while i was back east for a wedding, my mum returned to her prep school alma mater to participate in a series of panels comprised of female graduates in medicine, science, the arts, etc., presented in celebration of the school’s anniversary.
and mum was on stage speaking about philanthropy.
there has never been a moment in my life that i wasn’t proud of her, but yesterday when she told me about her weekend my pride hit a new peak.
you see, she is not just our mother. or my father’s wife. she has also given her life to service. in all sorts of ways. sitting on boards, volunteering time, raising money, organizing, and connecting dots for a wide range of causes.
to her, it’s assumed. it’s not a great sacrifice, it’s a requirement. though it should be mentioned she isn’t pious about it either. i appreciate that she’s the first one to offer the fact that her generation had a different type of work life than ours.
and for the group of high school age girls she was speaking to? my mom had the foresight to admit that we probably don’t know what their world will look like when they set out post-college.
i asked her what big theme was embedded in her talk. she said there was one point she wanted to hammer home & then - on the other hand - there was a primary thread that strung together the diverse group of accomplished women in the various panels.

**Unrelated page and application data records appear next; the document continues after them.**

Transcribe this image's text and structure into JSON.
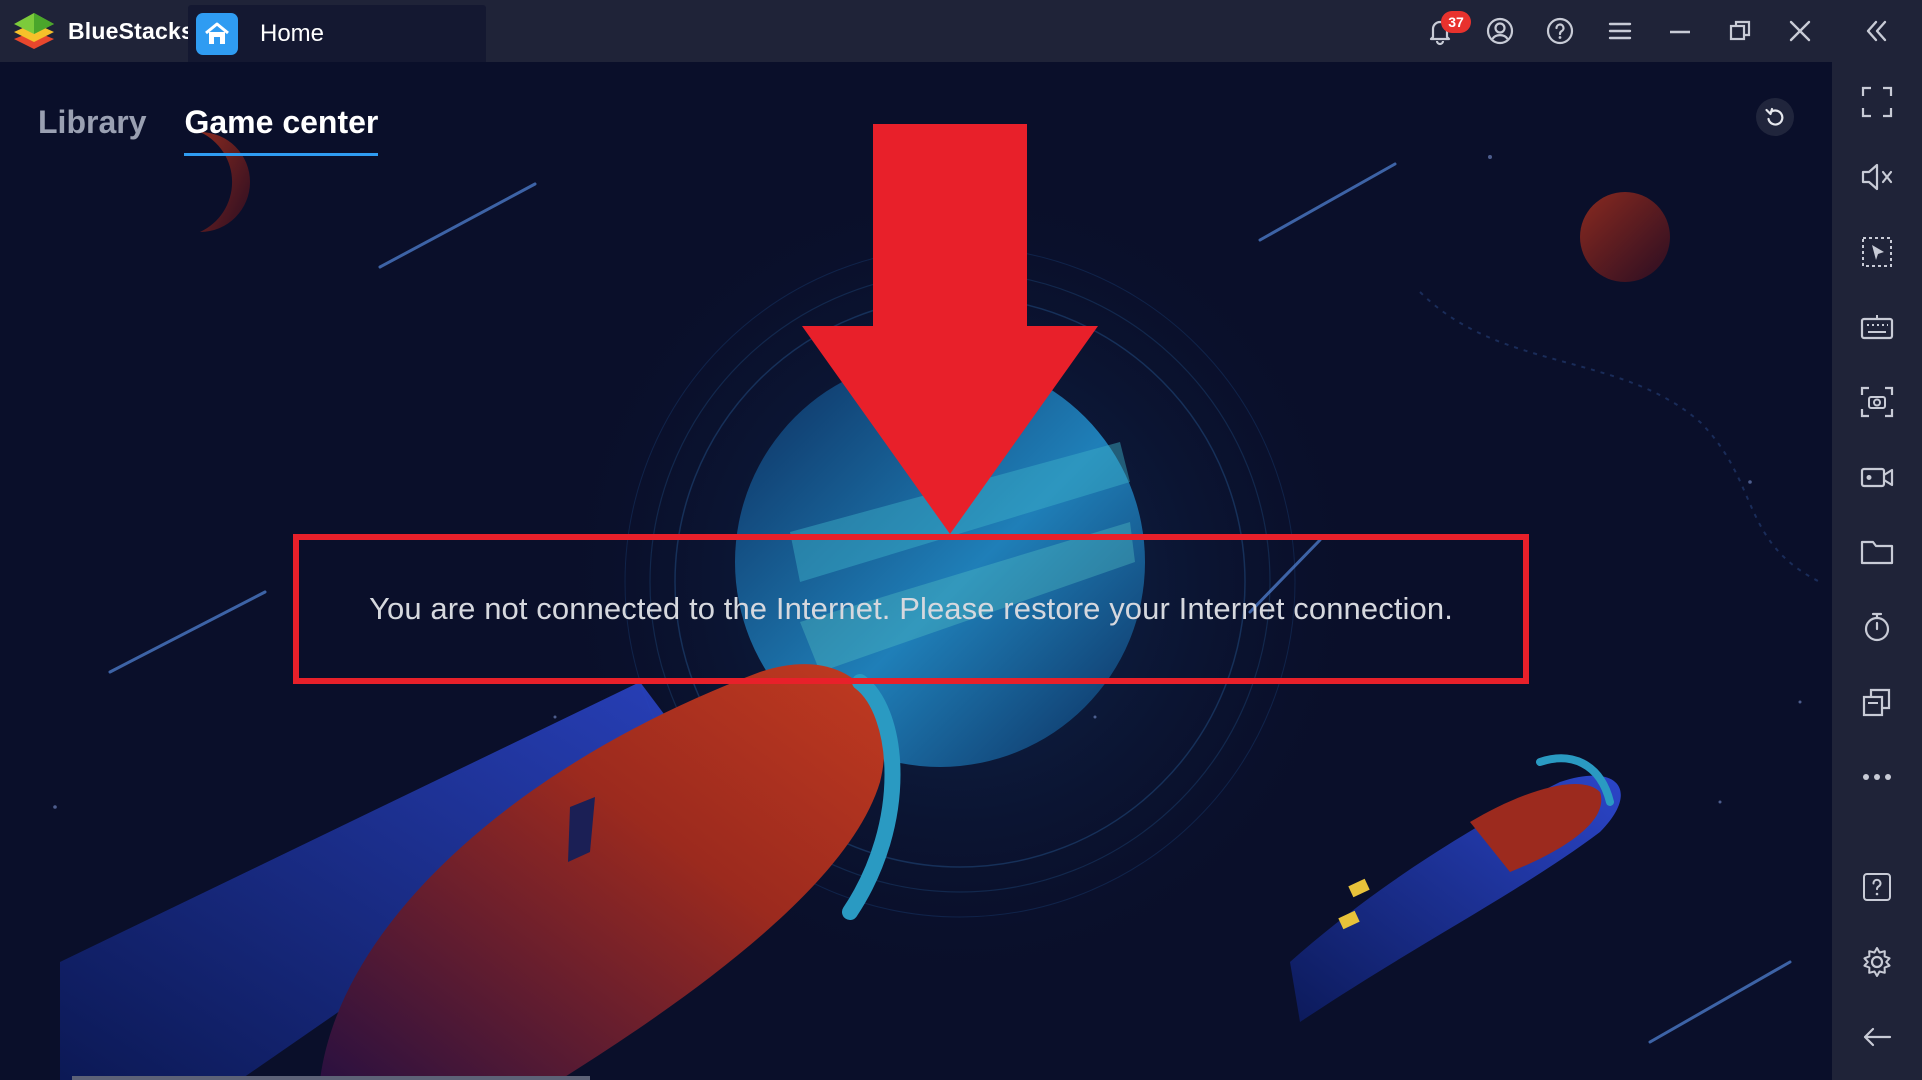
{
  "titlebar": {
    "app_name": "BlueStacks",
    "tab_label": "Home",
    "notification_count": "37",
    "icons": [
      "bell-icon",
      "account-icon",
      "help-icon",
      "menu-icon",
      "minimize-icon",
      "restore-icon",
      "close-icon",
      "collapse-sidebar-icon"
    ]
  },
  "main": {
    "tabs": [
      {
        "label": "Library",
        "active": false
      },
      {
        "label": "Game center",
        "active": true
      }
    ],
    "message": "You are not connected to the Internet. Please restore your Internet connection."
  },
  "sidebar": {
    "icons": [
      "fullscreen-icon",
      "mute-icon",
      "pointer-icon",
      "keyboard-icon",
      "screenshot-icon",
      "record-icon",
      "folder-icon",
      "timer-icon",
      "multi-instance-icon",
      "more-icon",
      "help-icon",
      "settings-icon",
      "back-icon"
    ]
  },
  "colors": {
    "titlebar": "#1f2338",
    "background": "#0a0f2a",
    "accent": "#2f9cf2",
    "annotation": "#e8202a",
    "badge": "#e8322d"
  }
}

for her, she focused on encouraging the current students and visiting alumni that no matter where you are or what interests you hold, there are needs in your community that will benefit from any time and talent you have to spare. big or small, making a difference makes a difference. find a cause you are passionate about and it will grow from there. for her it’s been childrens’ causes, health, and education. (photo above: mum at cristel house in south africa)
but my mother was practically jumping out of her seat to share with me the overarching theme emanating from these successful, powerful women. doctors, lawyers, educators, mothers, wives, partners, scientists, architects, philanthropists, all of them said:
remember that no one’s path in life is straight.